[7] This protest is within our Office’s jurisdiction to hear protests of task orders placed under civilian agency IDIQ contracts where the protester asserts that the task order increases the scope, period, or maximum value of the contract under which the order is issued. 41 U.S.C. § 4106(f)(1)(A).

[8] DOS reports that the Office of Acquisition Management is the agency’s centralized acquisition management office which provides acquisition support for OPR and other DOS offices/posts worldwide. Supp. COS/MOL at 2.

[9] APRA raises other collateral arguments. Although we do not address every argument, we have reviewed them all and find that none provide a basis on which to sustain the protest. Additionally, APRA filed a second supplemental protest alleging that the agency improperly waived certain organizational conflict of interest requirements for CNSS, but the protester subsequently withdrew those allegations. See Comments on Supp.

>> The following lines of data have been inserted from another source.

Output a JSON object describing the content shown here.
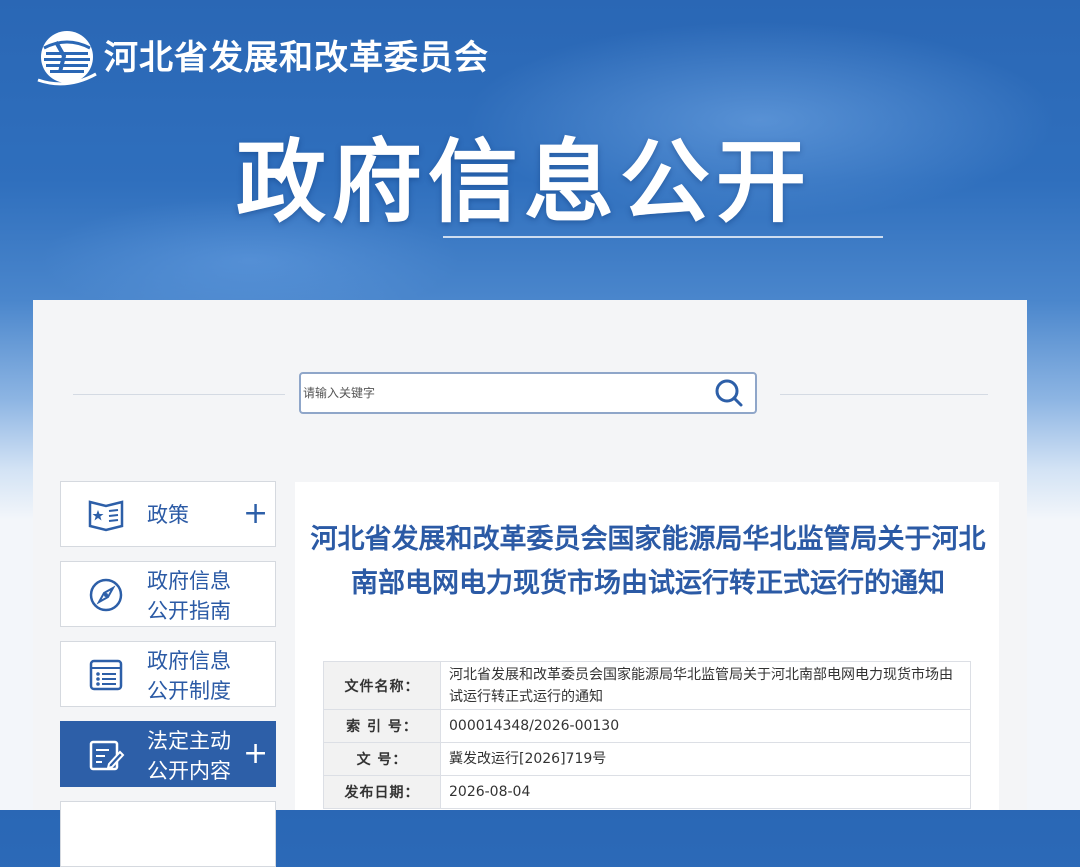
{
  "header": {
    "site_title": "河北省发展和改革委员会",
    "banner_title": "政府信息公开"
  },
  "search": {
    "placeholder": "请输入关键字",
    "value": ""
  },
  "sidebar": {
    "items": [
      {
        "label": "政策",
        "icon": "document-star-icon",
        "expandable": true,
        "active": false
      },
      {
        "label": "政府信息\n公开指南",
        "icon": "compass-icon",
        "expandable": false,
        "active": false
      },
      {
        "label": "政府信息\n公开制度",
        "icon": "list-icon",
        "expandable": false,
        "active": false
      },
      {
        "label": "法定主动\n公开内容",
        "icon": "edit-icon",
        "expandable": true,
        "active": true
      }
    ]
  },
  "document": {
    "title": "河北省发展和改革委员会国家能源局华北监管局关于河北南部电网电力现货市场由试运行转正式运行的通知",
    "meta": [
      {
        "key": "文件名称：",
        "value": "河北省发展和改革委员会国家能源局华北监管局关于河北南部电网电力现货市场由试运行转正式运行的通知"
      },
      {
        "key": "索 引 号：",
        "value": "000014348/2026-00130"
      },
      {
        "key": "文     号：",
        "value": "冀发改运行[2026]719号"
      },
      {
        "key": "发布日期：",
        "value": "2026-08-04"
      }
    ]
  },
  "colors": {
    "brand_blue": "#2b5aa5",
    "active_bg": "#2d5fa8"
  }
}
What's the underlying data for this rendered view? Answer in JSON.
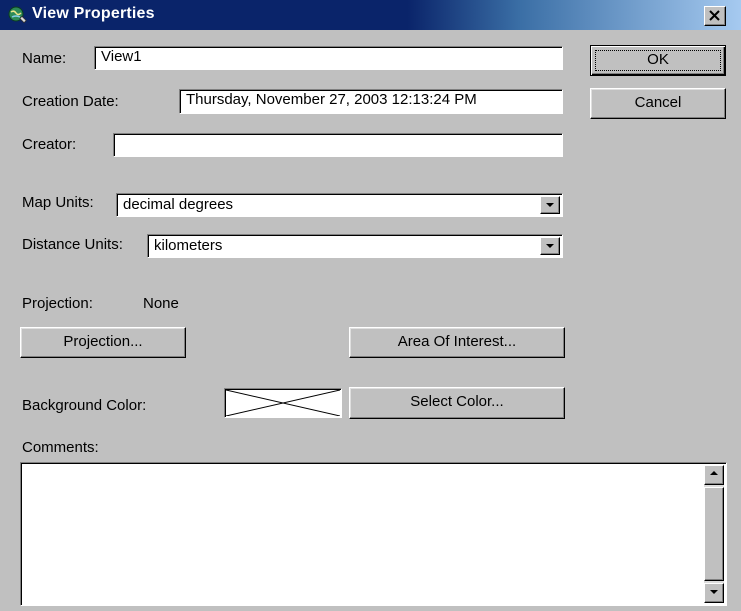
{
  "window": {
    "title": "View Properties",
    "icon": "globe-view-icon",
    "close_icon": "close-icon"
  },
  "form": {
    "name_label": "Name:",
    "name_value": "View1",
    "creation_date_label": "Creation Date:",
    "creation_date_value": "Thursday, November 27, 2003 12:13:24 PM",
    "creator_label": "Creator:",
    "creator_value": "",
    "map_units_label": "Map Units:",
    "map_units_value": "decimal degrees",
    "distance_units_label": "Distance Units:",
    "distance_units_value": "kilometers",
    "projection_label": "Projection:",
    "projection_value": "None",
    "background_color_label": "Background Color:",
    "comments_label": "Comments:",
    "comments_value": ""
  },
  "buttons": {
    "ok": "OK",
    "cancel": "Cancel",
    "projection": "Projection...",
    "area_of_interest": "Area Of Interest...",
    "select_color": "Select Color..."
  },
  "colors": {
    "titlebar_start": "#0a246a",
    "titlebar_end": "#a6caf0",
    "face": "#c0c0c0"
  }
}
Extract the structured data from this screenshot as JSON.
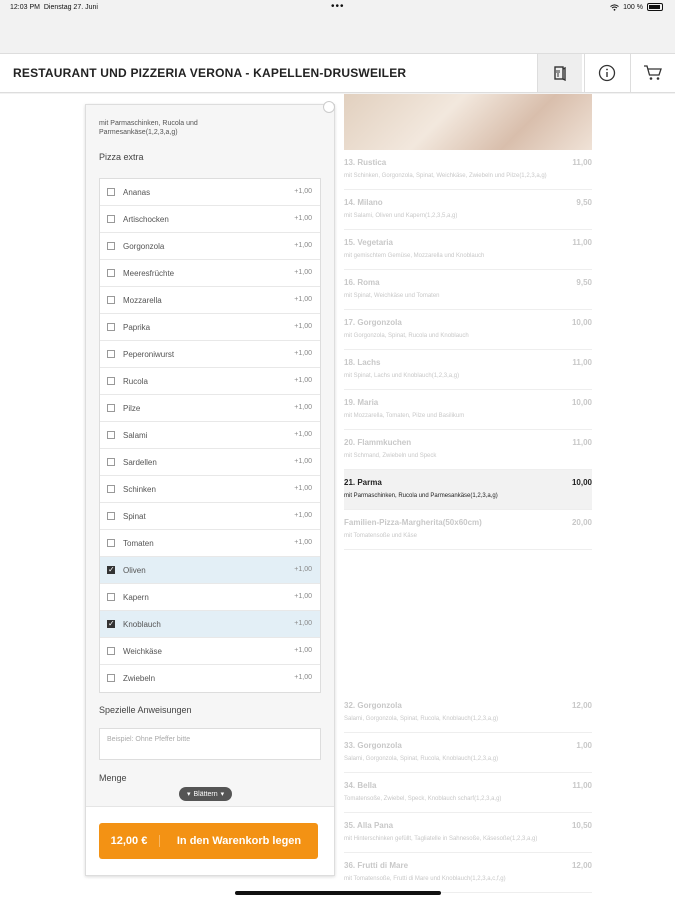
{
  "status_bar": {
    "time": "12:03 PM",
    "date": "Dienstag 27. Juni",
    "battery": "100 %",
    "dots": "•••"
  },
  "header": {
    "title": "RESTAURANT UND PIZZERIA VERONA - KAPELLEN-DRUSWEILER"
  },
  "menu": {
    "items": [
      {
        "name": "13. Rustica",
        "price": "11,00",
        "desc": "mit Schinken, Gorgonzola, Spinat, Weichkäse, Zwiebeln und Pilze(1,2,3,a,g)"
      },
      {
        "name": "14. Milano",
        "price": "9,50",
        "desc": "mit Salami, Oliven und Kapern(1,2,3,5,a,g)"
      },
      {
        "name": "15. Vegetaria",
        "price": "11,00",
        "desc": "mit gemischtem Gemüse, Mozzarella und Knoblauch"
      },
      {
        "name": "16. Roma",
        "price": "9,50",
        "desc": "mit Spinat, Weichkäse und Tomaten"
      },
      {
        "name": "17. Gorgonzola",
        "price": "10,00",
        "desc": "mit Gorgonzola, Spinat, Rucola und Knoblauch"
      },
      {
        "name": "18. Lachs",
        "price": "11,00",
        "desc": "mit Spinat, Lachs und Knoblauch(1,2,3,a,g)"
      },
      {
        "name": "19. Maria",
        "price": "10,00",
        "desc": "mit Mozzarella, Tomaten, Pilze und Basilikum"
      },
      {
        "name": "20. Flammkuchen",
        "price": "11,00",
        "desc": "mit Schmand, Zwiebeln und Speck"
      },
      {
        "name": "21. Parma",
        "price": "10,00",
        "desc": "mit Parmaschinken, Rucola und Parmesankäse(1,2,3,a,g)",
        "active": true
      },
      {
        "name": "Familien-Pizza-Margherita(50x60cm)",
        "price": "20,00",
        "desc": "mit Tomatensoße und Käse"
      }
    ],
    "lower_items": [
      {
        "name": "32. Gorgonzola",
        "price": "12,00",
        "desc": "Salami, Gorgonzola, Spinat, Rucola, Knoblauch(1,2,3,a,g)"
      },
      {
        "name": "33. Gorgonzola",
        "price": "1,00",
        "desc": "Salami, Gorgonzola, Spinat, Rucola, Knoblauch(1,2,3,a,g)"
      },
      {
        "name": "34. Bella",
        "price": "11,00",
        "desc": "Tomatensoße, Zwiebel, Speck, Knoblauch scharf(1,2,3,a,g)"
      },
      {
        "name": "35. Alla Pana",
        "price": "10,50",
        "desc": "mit Hinterschinken gefüllt, Tagliatelle in Sahnesoße, Käsesoße(1,2,3,a,g)"
      },
      {
        "name": "36. Frutti di Mare",
        "price": "12,00",
        "desc": "mit Tomatensoße, Frutti di Mare und Knoblauch(1,2,3,a,c,f,g)"
      }
    ]
  },
  "panel": {
    "description": "mit Parmaschinken, Rucola und Parmesankäse(1,2,3,a,g)",
    "extras_title": "Pizza extra",
    "options": [
      {
        "label": "Ananas",
        "price": "+1,00",
        "checked": false
      },
      {
        "label": "Artischocken",
        "price": "+1,00",
        "checked": false
      },
      {
        "label": "Gorgonzola",
        "price": "+1,00",
        "checked": false
      },
      {
        "label": "Meeresfrüchte",
        "price": "+1,00",
        "checked": false
      },
      {
        "label": "Mozzarella",
        "price": "+1,00",
        "checked": false
      },
      {
        "label": "Paprika",
        "price": "+1,00",
        "checked": false
      },
      {
        "label": "Peperoniwurst",
        "price": "+1,00",
        "checked": false
      },
      {
        "label": "Rucola",
        "price": "+1,00",
        "checked": false
      },
      {
        "label": "Pilze",
        "price": "+1,00",
        "checked": false
      },
      {
        "label": "Salami",
        "price": "+1,00",
        "checked": false
      },
      {
        "label": "Sardellen",
        "price": "+1,00",
        "checked": false
      },
      {
        "label": "Schinken",
        "price": "+1,00",
        "checked": false
      },
      {
        "label": "Spinat",
        "price": "+1,00",
        "checked": false
      },
      {
        "label": "Tomaten",
        "price": "+1,00",
        "checked": false
      },
      {
        "label": "Oliven",
        "price": "+1,00",
        "checked": true
      },
      {
        "label": "Kapern",
        "price": "+1,00",
        "checked": false
      },
      {
        "label": "Knoblauch",
        "price": "+1,00",
        "checked": true
      },
      {
        "label": "Weichkäse",
        "price": "+1,00",
        "checked": false
      },
      {
        "label": "Zwiebeln",
        "price": "+1,00",
        "checked": false
      }
    ],
    "instructions_title": "Spezielle Anweisungen",
    "instructions_placeholder": "Beispiel: Ohne Pfeffer bitte",
    "quantity_title": "Menge",
    "scroll_hint": "Blättern",
    "cart_price": "12,00 €",
    "cart_label": "In den Warenkorb legen"
  }
}
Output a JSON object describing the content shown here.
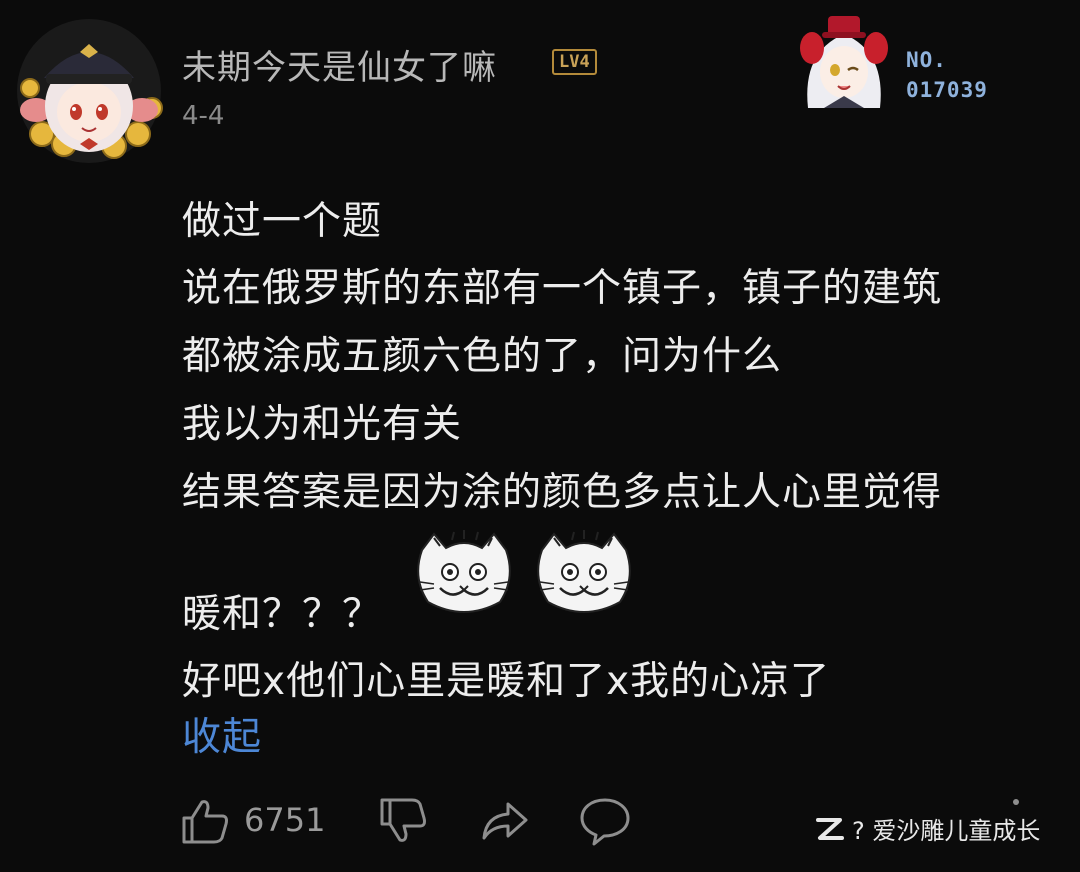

COS/MOL at 1.

[10] Even if the labor mapping was in error, the CNSS IDIQ contract explicitly contemplates that either party to the contract “may request adding to or deleting from the labor categories” established in the IDIQ contract, with the result being a bilateral modification to the IDIQ contract’s labor categories. AR Exh. 2, TORP at 7. Here, the record shows that the awardee accepted and incorporated into its proposal in full the labor category positions and qualifications established by the agency. AR Exh. 8, CNSS Proposal at 7-15. To the extent that the parties to the contract expressly agreed to the labor categories and qualifications, any error in mapping would present a question of contract administration, not for our consideration as part of our bid protest function. 4 C.F.R. § 21.5(a).

Downloads

GAO Contacts

Office of Public Affairs